[RECORDS PROVIDED — start]
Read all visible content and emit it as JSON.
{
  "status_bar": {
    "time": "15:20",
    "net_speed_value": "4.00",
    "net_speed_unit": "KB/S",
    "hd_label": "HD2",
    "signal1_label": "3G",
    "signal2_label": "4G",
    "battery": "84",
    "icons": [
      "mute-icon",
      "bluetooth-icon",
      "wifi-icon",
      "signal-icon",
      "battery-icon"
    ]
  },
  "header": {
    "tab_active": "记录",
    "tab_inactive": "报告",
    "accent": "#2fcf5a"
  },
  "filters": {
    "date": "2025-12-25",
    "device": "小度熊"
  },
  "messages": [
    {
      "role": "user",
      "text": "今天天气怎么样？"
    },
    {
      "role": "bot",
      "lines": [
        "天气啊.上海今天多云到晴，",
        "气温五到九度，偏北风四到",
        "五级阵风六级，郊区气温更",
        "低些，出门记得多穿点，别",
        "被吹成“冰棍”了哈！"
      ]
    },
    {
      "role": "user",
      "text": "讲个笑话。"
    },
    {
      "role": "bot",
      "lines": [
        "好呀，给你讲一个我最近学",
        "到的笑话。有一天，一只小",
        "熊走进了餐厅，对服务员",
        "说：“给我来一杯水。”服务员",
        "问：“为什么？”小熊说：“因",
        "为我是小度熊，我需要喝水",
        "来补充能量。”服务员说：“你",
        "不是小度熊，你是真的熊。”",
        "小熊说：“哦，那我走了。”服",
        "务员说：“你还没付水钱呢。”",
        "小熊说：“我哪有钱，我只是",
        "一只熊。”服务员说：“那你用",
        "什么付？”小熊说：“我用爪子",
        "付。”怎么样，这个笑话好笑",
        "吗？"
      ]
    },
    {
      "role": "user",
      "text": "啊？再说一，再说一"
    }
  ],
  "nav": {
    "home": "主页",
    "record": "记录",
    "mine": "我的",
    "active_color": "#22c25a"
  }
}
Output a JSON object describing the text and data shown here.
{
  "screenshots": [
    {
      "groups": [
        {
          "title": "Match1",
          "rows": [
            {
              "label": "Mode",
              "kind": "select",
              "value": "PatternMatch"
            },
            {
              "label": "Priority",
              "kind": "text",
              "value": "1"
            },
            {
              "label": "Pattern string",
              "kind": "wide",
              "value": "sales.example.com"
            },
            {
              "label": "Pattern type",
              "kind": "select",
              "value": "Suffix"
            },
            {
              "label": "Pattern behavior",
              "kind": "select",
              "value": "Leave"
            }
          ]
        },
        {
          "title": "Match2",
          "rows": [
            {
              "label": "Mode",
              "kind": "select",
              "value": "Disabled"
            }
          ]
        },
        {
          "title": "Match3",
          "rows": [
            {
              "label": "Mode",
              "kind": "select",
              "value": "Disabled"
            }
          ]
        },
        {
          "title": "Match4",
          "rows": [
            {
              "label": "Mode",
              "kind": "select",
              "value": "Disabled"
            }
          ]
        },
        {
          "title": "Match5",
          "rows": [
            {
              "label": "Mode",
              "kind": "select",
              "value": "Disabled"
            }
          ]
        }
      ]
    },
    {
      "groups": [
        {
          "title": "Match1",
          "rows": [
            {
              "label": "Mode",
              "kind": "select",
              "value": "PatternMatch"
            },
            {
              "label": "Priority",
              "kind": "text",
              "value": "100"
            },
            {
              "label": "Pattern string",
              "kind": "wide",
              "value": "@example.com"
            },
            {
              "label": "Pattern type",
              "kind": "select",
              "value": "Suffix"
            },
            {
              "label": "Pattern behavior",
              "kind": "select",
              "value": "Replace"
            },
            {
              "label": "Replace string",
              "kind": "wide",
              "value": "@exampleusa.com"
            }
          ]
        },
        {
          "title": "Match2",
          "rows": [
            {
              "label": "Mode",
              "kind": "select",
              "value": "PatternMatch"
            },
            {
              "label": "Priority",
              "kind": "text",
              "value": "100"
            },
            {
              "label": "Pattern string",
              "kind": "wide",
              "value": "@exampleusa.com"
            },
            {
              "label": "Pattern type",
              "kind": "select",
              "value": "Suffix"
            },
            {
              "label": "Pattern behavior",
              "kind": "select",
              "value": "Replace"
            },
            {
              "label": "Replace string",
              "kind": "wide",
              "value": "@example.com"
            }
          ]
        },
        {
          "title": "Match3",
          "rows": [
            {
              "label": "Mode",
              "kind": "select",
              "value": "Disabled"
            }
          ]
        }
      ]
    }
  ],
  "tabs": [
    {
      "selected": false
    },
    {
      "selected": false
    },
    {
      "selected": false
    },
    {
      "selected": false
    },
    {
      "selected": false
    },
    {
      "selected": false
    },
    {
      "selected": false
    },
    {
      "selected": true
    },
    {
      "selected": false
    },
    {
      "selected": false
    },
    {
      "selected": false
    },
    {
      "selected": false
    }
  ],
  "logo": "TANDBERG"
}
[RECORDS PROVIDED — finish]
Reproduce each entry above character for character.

Read all visible content and emit it as JSON.
{
  "status_bar": {
    "time": "15:20",
    "net_speed_value": "4.00",
    "net_speed_unit": "KB/S",
    "hd_label": "HD2",
    "signal1_label": "3G",
    "signal2_label": "4G",
    "battery": "84",
    "icons": [
      "mute-icon",
      "bluetooth-icon",
      "wifi-icon",
      "signal-icon",
      "battery-icon"
    ]
  },
  "header": {
    "tab_active": "记录",
    "tab_inactive": "报告",
    "accent": "#2fcf5a"
  },
  "filters": {
    "date": "2025-12-25",
    "device": "小度熊"
  },
  "messages": [
    {
      "role": "user",
      "text": "今天天气怎么样？"
    },
    {
      "role": "bot",
      "lines": [
        "天气啊.上海今天多云到晴，",
        "气温五到九度，偏北风四到",
        "五级阵风六级，郊区气温更",
        "低些，出门记得多穿点，别",
        "被吹成“冰棍”了哈！"
      ]
    },
    {
      "role": "user",
      "text": "讲个笑话。"
    },
    {
      "role": "bot",
      "lines": [
        "好呀，给你讲一个我最近学",
        "到的笑话。有一天，一只小",
        "熊走进了餐厅，对服务员",
        "说：“给我来一杯水。”服务员",
        "问：“为什么？”小熊说：“因",
        "为我是小度熊，我需要喝水",
        "来补充能量。”服务员说：“你",
        "不是小度熊，你是真的熊。”",
        "小熊说：“哦，那我走了。”服",
        "务员说：“你还没付水钱呢。”",
        "小熊说：“我哪有钱，我只是",
        "一只熊。”服务员说：“那你用",
        "什么付？”小熊说：“我用爪子",
        "付。”怎么样，这个笑话好笑",
        "吗？"
      ]
    },
    {
      "role": "user",
      "text": "啊？再说一，再说一"
    }
  ],
  "nav": {
    "home": "主页",
    "record": "记录",
    "mine": "我的",
    "active_color": "#22c25a"
  }
}
Output a JSON object describing the text and data shown here.
{
  "screenshots": [
    {
      "groups": [
        {
          "title": "Match1",
          "rows": [
            {
              "label": "Mode",
              "kind": "select",
              "value": "PatternMatch"
            },
            {
              "label": "Priority",
              "kind": "text",
              "value": "1"
            },
            {
              "label": "Pattern string",
              "kind": "wide",
              "value": "sales.example.com"
            },
            {
              "label": "Pattern type",
              "kind": "select",
              "value": "Suffix"
            },
            {
              "label": "Pattern behavior",
              "kind": "select",
              "value": "Leave"
            }
          ]
        },
        {
          "title": "Match2",
          "rows": [
            {
              "label": "Mode",
              "kind": "select",
              "value": "Disabled"
            }
          ]
        },
        {
          "title": "Match3",
          "rows": [
            {
              "label": "Mode",
              "kind": "select",
              "value": "Disabled"
            }
          ]
        },
        {
          "title": "Match4",
          "rows": [
            {
              "label": "Mode",
              "kind": "select",
              "value": "Disabled"
            }
          ]
        },
        {
          "title": "Match5",
          "rows": [
            {
              "label": "Mode",
              "kind": "select",
              "value": "Disabled"
            }
          ]
        }
      ]
    },
    {
      "groups": [
        {
          "title": "Match1",
          "rows": [
            {
              "label": "Mode",
              "kind": "select",
              "value": "PatternMatch"
            },
            {
              "label": "Priority",
              "kind": "text",
              "value": "100"
            },
            {
              "label": "Pattern string",
              "kind": "wide",
              "value": "@example.com"
            },
            {
              "label": "Pattern type",
              "kind": "select",
              "value": "Suffix"
            },
            {
              "label": "Pattern behavior",
              "kind": "select",
              "value": "Replace"
            },
            {
              "label": "Replace string",
              "kind": "wide",
              "value": "@exampleusa.com"
            }
          ]
        },
        {
          "title": "Match2",
          "rows": [
            {
              "label": "Mode",
              "kind": "select",
              "value": "PatternMatch"
            },
            {
              "label": "Priority",
              "kind": "text",
              "value": "100"
            },
            {
              "label": "Pattern string",
              "kind": "wide",
              "value": "@exampleusa.com"
            },
            {
              "label": "Pattern type",
              "kind": "select",
              "value": "Suffix"
            },
            {
              "label": "Pattern behavior",
              "kind": "select",
              "value": "Replace"
            },
            {
              "label": "Replace string",
              "kind": "wide",
              "value": "@example.com"
            }
          ]
        },
        {
          "title": "Match3",
          "rows": [
            {
              "label": "Mode",
              "kind": "select",
              "value": "Disabled"
            }
          ]
        }
      ]
    }
  ],
  "tabs": [
    {
      "selected": false
    },
    {
      "selected": false
    },
    {
      "selected": false
    },
    {
      "selected": false
    },
    {
      "selected": false
    },
    {
      "selected": false
    },
    {
      "selected": false
    },
    {
      "selected": true
    },
    {
      "selected": false
    },
    {
      "selected": false
    },
    {
      "selected": false
    },
    {
      "selected": false
    }
  ],
  "logo": "TANDBERG"
}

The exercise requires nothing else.